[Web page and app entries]
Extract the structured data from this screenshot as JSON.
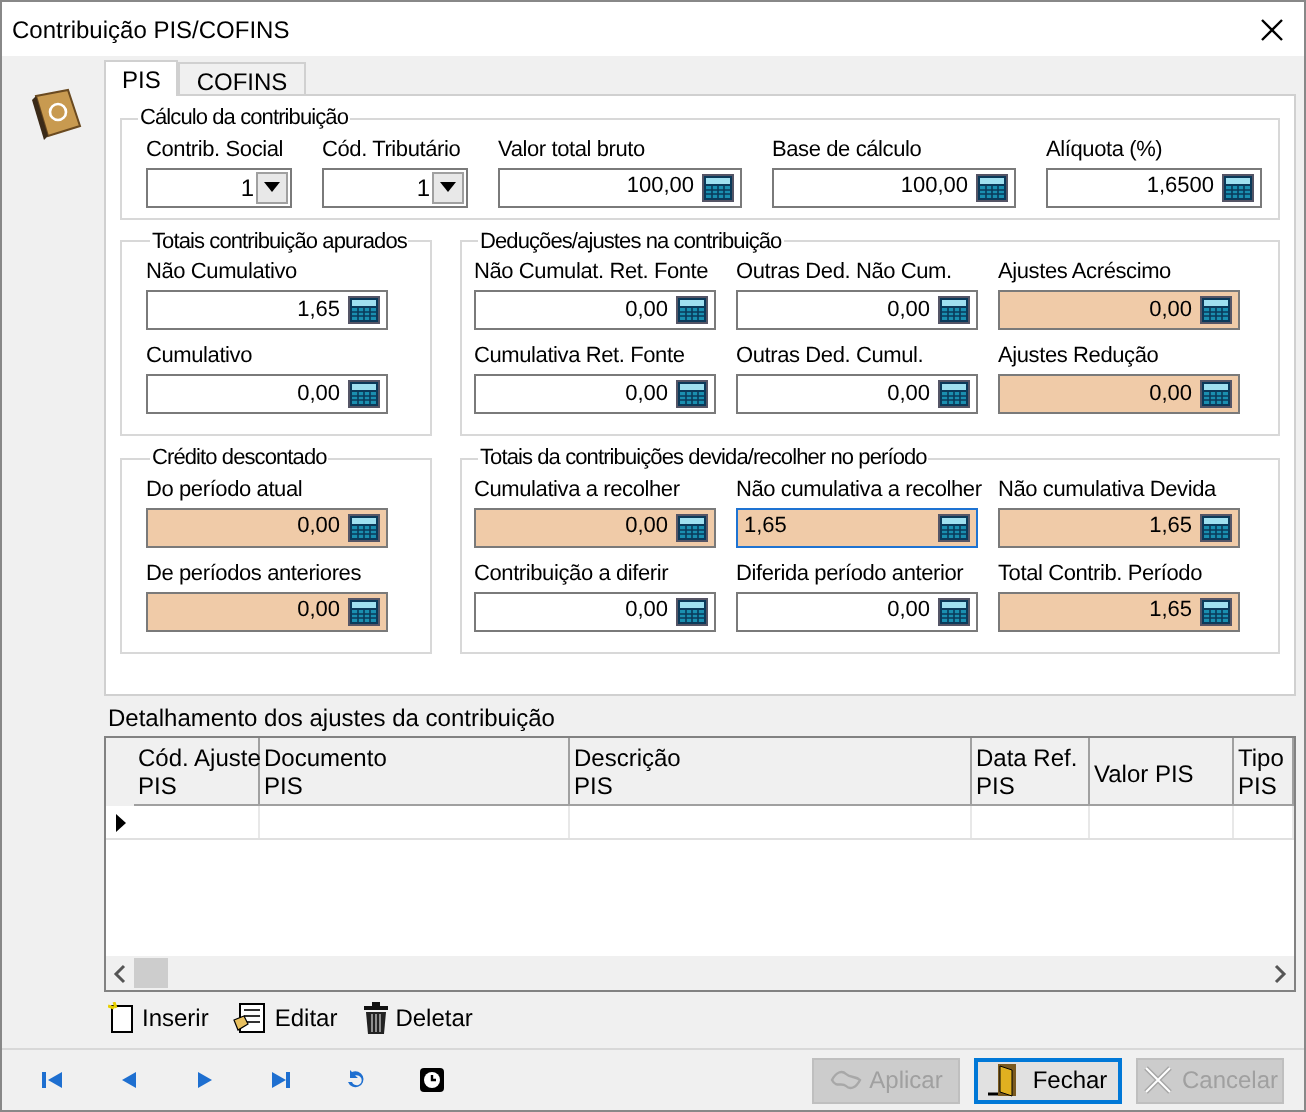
{
  "window": {
    "title": "Contribuição PIS/COFINS"
  },
  "tabs": [
    {
      "label": "PIS",
      "selected": true
    },
    {
      "label": "COFINS",
      "selected": false
    }
  ],
  "groups": [
    {
      "title": "Cálculo da contribuição",
      "fields": [
        {
          "label": "Contrib. Social",
          "value": "1",
          "kind": "combo"
        },
        {
          "label": "Cód. Tributário",
          "value": "1",
          "kind": "combo"
        },
        {
          "label": "Valor total bruto",
          "value": "100,00",
          "kind": "calc",
          "shaded": false,
          "focused": false
        },
        {
          "label": "Base de cálculo",
          "value": "100,00",
          "kind": "calc",
          "shaded": false,
          "focused": false
        },
        {
          "label": "Alíquota (%)",
          "value": "1,6500",
          "kind": "calc",
          "shaded": false,
          "focused": false
        }
      ]
    },
    {
      "title": "Totais contribuição apurados",
      "fields": [
        {
          "label": "Não Cumulativo",
          "value": "1,65",
          "kind": "calc",
          "shaded": false,
          "focused": false
        },
        {
          "label": "Cumulativo",
          "value": "0,00",
          "kind": "calc",
          "shaded": false,
          "focused": false
        }
      ]
    },
    {
      "title": "Deduções/ajustes na contribuição",
      "fields": [
        {
          "label": "Não Cumulat. Ret. Fonte",
          "value": "0,00",
          "kind": "calc",
          "shaded": false,
          "focused": false
        },
        {
          "label": "Outras Ded. Não Cum.",
          "value": "0,00",
          "kind": "calc",
          "shaded": false,
          "focused": false
        },
        {
          "label": "Ajustes Acréscimo",
          "value": "0,00",
          "kind": "calc",
          "shaded": true,
          "focused": false
        },
        {
          "label": "Cumulativa Ret. Fonte",
          "value": "0,00",
          "kind": "calc",
          "shaded": false,
          "focused": false
        },
        {
          "label": "Outras Ded. Cumul.",
          "value": "0,00",
          "kind": "calc",
          "shaded": false,
          "focused": false
        },
        {
          "label": "Ajustes Redução",
          "value": "0,00",
          "kind": "calc",
          "shaded": true,
          "focused": false
        }
      ]
    },
    {
      "title": "Crédito descontado",
      "fields": [
        {
          "label": "Do período atual",
          "value": "0,00",
          "kind": "calc",
          "shaded": true,
          "focused": false
        },
        {
          "label": "De períodos anteriores",
          "value": "0,00",
          "kind": "calc",
          "shaded": true,
          "focused": false
        }
      ]
    },
    {
      "title": "Totais da contribuições devida/recolher no período",
      "fields": [
        {
          "label": "Cumulativa a recolher",
          "value": "0,00",
          "kind": "calc",
          "shaded": true,
          "focused": false
        },
        {
          "label": "Não cumulativa a recolher",
          "value": "1,65",
          "kind": "calc",
          "shaded": true,
          "focused": true
        },
        {
          "label": "Não cumulativa Devida",
          "value": "1,65",
          "kind": "calc",
          "shaded": true,
          "focused": false
        },
        {
          "label": "Contribuição a diferir",
          "value": "0,00",
          "kind": "calc",
          "shaded": false,
          "focused": false
        },
        {
          "label": "Diferida período anterior",
          "value": "0,00",
          "kind": "calc",
          "shaded": false,
          "focused": false
        },
        {
          "label": "Total Contrib. Período",
          "value": "1,65",
          "kind": "calc",
          "shaded": true,
          "focused": false
        }
      ]
    }
  ],
  "details": {
    "title": "Detalhamento dos ajustes da contribuição",
    "columns": [
      {
        "lines": [
          "Cód. Ajuste",
          "PIS"
        ]
      },
      {
        "lines": [
          "Documento",
          "PIS"
        ]
      },
      {
        "lines": [
          "Descrição",
          "PIS"
        ]
      },
      {
        "lines": [
          "Data Ref.",
          "PIS"
        ]
      },
      {
        "lines": [
          "Valor PIS"
        ]
      },
      {
        "lines": [
          "Tipo",
          "PIS"
        ]
      }
    ]
  },
  "actions": [
    {
      "label": "Inserir",
      "kind": "insert"
    },
    {
      "label": "Editar",
      "kind": "edit"
    },
    {
      "label": "Deletar",
      "kind": "delete"
    }
  ],
  "buttons": [
    {
      "label": "Aplicar",
      "kind": "apply",
      "disabled": true,
      "default": false
    },
    {
      "label": "Fechar",
      "kind": "close",
      "disabled": false,
      "default": true
    },
    {
      "label": "Cancelar",
      "kind": "cancel",
      "disabled": true,
      "default": false
    }
  ]
}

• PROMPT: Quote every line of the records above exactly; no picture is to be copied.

• TASK RESPONSE:
Extract the structured data from this screenshot as JSON.
{
  "window": {
    "title": "Contribuição PIS/COFINS"
  },
  "tabs": [
    {
      "label": "PIS",
      "selected": true
    },
    {
      "label": "COFINS",
      "selected": false
    }
  ],
  "groups": [
    {
      "title": "Cálculo da contribuição",
      "fields": [
        {
          "label": "Contrib. Social",
          "value": "1",
          "kind": "combo"
        },
        {
          "label": "Cód. Tributário",
          "value": "1",
          "kind": "combo"
        },
        {
          "label": "Valor total bruto",
          "value": "100,00",
          "kind": "calc",
          "shaded": false,
          "focused": false
        },
        {
          "label": "Base de cálculo",
          "value": "100,00",
          "kind": "calc",
          "shaded": false,
          "focused": false
        },
        {
          "label": "Alíquota (%)",
          "value": "1,6500",
          "kind": "calc",
          "shaded": false,
          "focused": false
        }
      ]
    },
    {
      "title": "Totais contribuição apurados",
      "fields": [
        {
          "label": "Não Cumulativo",
          "value": "1,65",
          "kind": "calc",
          "shaded": false,
          "focused": false
        },
        {
          "label": "Cumulativo",
          "value": "0,00",
          "kind": "calc",
          "shaded": false,
          "focused": false
        }
      ]
    },
    {
      "title": "Deduções/ajustes na contribuição",
      "fields": [
        {
          "label": "Não Cumulat. Ret. Fonte",
          "value": "0,00",
          "kind": "calc",
          "shaded": false,
          "focused": false
        },
        {
          "label": "Outras Ded. Não Cum.",
          "value": "0,00",
          "kind": "calc",
          "shaded": false,
          "focused": false
        },
        {
          "label": "Ajustes Acréscimo",
          "value": "0,00",
          "kind": "calc",
          "shaded": true,
          "focused": false
        },
        {
          "label": "Cumulativa Ret. Fonte",
          "value": "0,00",
          "kind": "calc",
          "shaded": false,
          "focused": false
        },
        {
          "label": "Outras Ded. Cumul.",
          "value": "0,00",
          "kind": "calc",
          "shaded": false,
          "focused": false
        },
        {
          "label": "Ajustes Redução",
          "value": "0,00",
          "kind": "calc",
          "shaded": true,
          "focused": false
        }
      ]
    },
    {
      "title": "Crédito descontado",
      "fields": [
        {
          "label": "Do período atual",
          "value": "0,00",
          "kind": "calc",
          "shaded": true,
          "focused": false
        },
        {
          "label": "De períodos anteriores",
          "value": "0,00",
          "kind": "calc",
          "shaded": true,
          "focused": false
        }
      ]
    },
    {
      "title": "Totais da contribuições devida/recolher no período",
      "fields": [
        {
          "label": "Cumulativa a recolher",
          "value": "0,00",
          "kind": "calc",
          "shaded": true,
          "focused": false
        },
        {
          "label": "Não cumulativa a recolher",
          "value": "1,65",
          "kind": "calc",
          "shaded": true,
          "focused": true
        },
        {
          "label": "Não cumulativa Devida",
          "value": "1,65",
          "kind": "calc",
          "shaded": true,
          "focused": false
        },
        {
          "label": "Contribuição a diferir",
          "value": "0,00",
          "kind": "calc",
          "shaded": false,
          "focused": false
        },
        {
          "label": "Diferida período anterior",
          "value": "0,00",
          "kind": "calc",
          "shaded": false,
          "focused": false
        },
        {
          "label": "Total Contrib. Período",
          "value": "1,65",
          "kind": "calc",
          "shaded": true,
          "focused": false
        }
      ]
    }
  ],
  "details": {
    "title": "Detalhamento dos ajustes da contribuição",
    "columns": [
      {
        "lines": [
          "Cód. Ajuste",
          "PIS"
        ]
      },
      {
        "lines": [
          "Documento",
          "PIS"
        ]
      },
      {
        "lines": [
          "Descrição",
          "PIS"
        ]
      },
      {
        "lines": [
          "Data Ref.",
          "PIS"
        ]
      },
      {
        "lines": [
          "Valor PIS"
        ]
      },
      {
        "lines": [
          "Tipo",
          "PIS"
        ]
      }
    ]
  },
  "actions": [
    {
      "label": "Inserir",
      "kind": "insert"
    },
    {
      "label": "Editar",
      "kind": "edit"
    },
    {
      "label": "Deletar",
      "kind": "delete"
    }
  ],
  "buttons": [
    {
      "label": "Aplicar",
      "kind": "apply",
      "disabled": true,
      "default": false
    },
    {
      "label": "Fechar",
      "kind": "close",
      "disabled": false,
      "default": true
    },
    {
      "label": "Cancelar",
      "kind": "cancel",
      "disabled": true,
      "default": false
    }
  ]
}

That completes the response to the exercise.